The only other testimony as to the events surrounding the shooting came from Gertrude, who lived with Spaulding, and Billy, her brother. Gertrude testified that Spaulding and defendant argued about the marijuana, and Spaulding grabbed at defendant. She stepped between the two men and started pushing Spaulding back. Gertrude stated that the only thing she saw in defendant’s hands was a bottle of beer. Spaulding did not have anything in his hands. As she was pushing Spaulding back, she heard a shot, and she ran into the closet. Billy testified that as his sister was pushing Spaulding, he saw defendant bring out a gun, aim it at Spaulding, and shoot. According to Billy, he then struggled with defendant and pushed him out the door.
Plainly, this case is factually close on the issue of whether the shooting occurred as the result of self-defense. Unlike Huckstead, there is no indication that defendant ever voiced any intent to kill Spaulding. (See People v. Huckstead (1982), 91 Ill. 2d 536, 546-47, 440 N.E.2d 1248, 1253.) Moreover, it is undisputed that it was Spaulding who was angry with defendant because he was dissatisified with the marijuana purchased from defendant. It is also undisputed that Spaulding was the initial aggressor. The only occurrence witnesses to testify other than defendant were Spaulding’s girlfriend, who did not see the actual shooting, and her brother. Since the evidence regarding self-defense was so closely balanced, it was imperative that the jury be properly instructed on this issue. Under these circumstances, the failure to give the jury IPI Criminal No. 25.05 constituted plain error. We conclude that this error was sufficiently serious to “severely threaten the fundamental fairness of the defendant’s trial.” People v. Roberts (1979), 75 Ill. 2d 1, 15, 387 N.E.2d 331, 337-38; See People v. Huckstead (1982), 91 Ill. 2d 536, 547, 440 N.E.2d 1248, 1253.
We also conclude that there is merit to defendant’s argument that his representation was incompetent as reflected in the performance of his trial attorney and that this incompetent representation produced substantial prejudice to defendant without which the result of the trial would probably have been different. (People v. Greer (1980), 79 Ill. 2d 103, 120-21, 402 N.E.2d 203, 211.) In addition to the fact that trial counsel did not tender IPI Criminal No. 25.05, the record shows that trial counsel did not present important testimony to the jury and that he did not object when the State introduced improper testimony which was detrimental to defendant’s case. Moreover, comments made by the trial judge demonstrate that he was *494troubled by the quality of the representation afforded defendant.
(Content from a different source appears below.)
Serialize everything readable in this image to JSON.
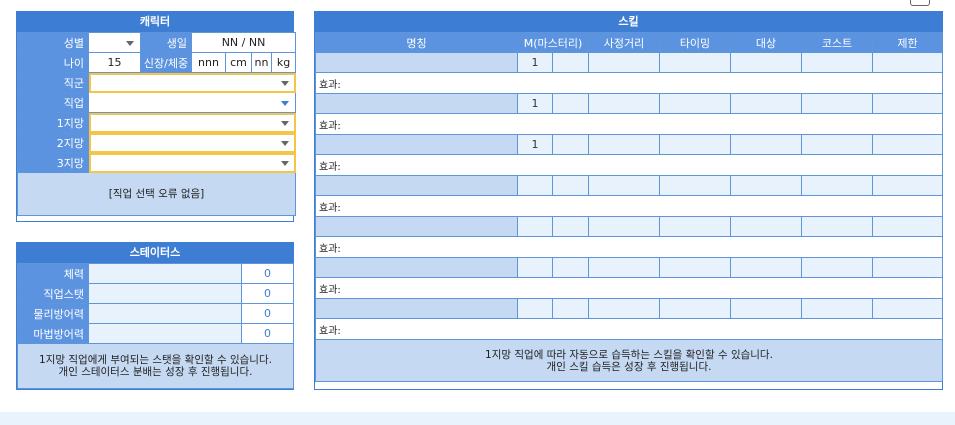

Under the totality of the circumstances, it is clear that defendant did not receive a fair trial.
Accordingly, the judgment is reversed, and the case is remanded for a new trial.
Reversed and remanded.
WHITE, RJ., and McNAMARA, J., concur.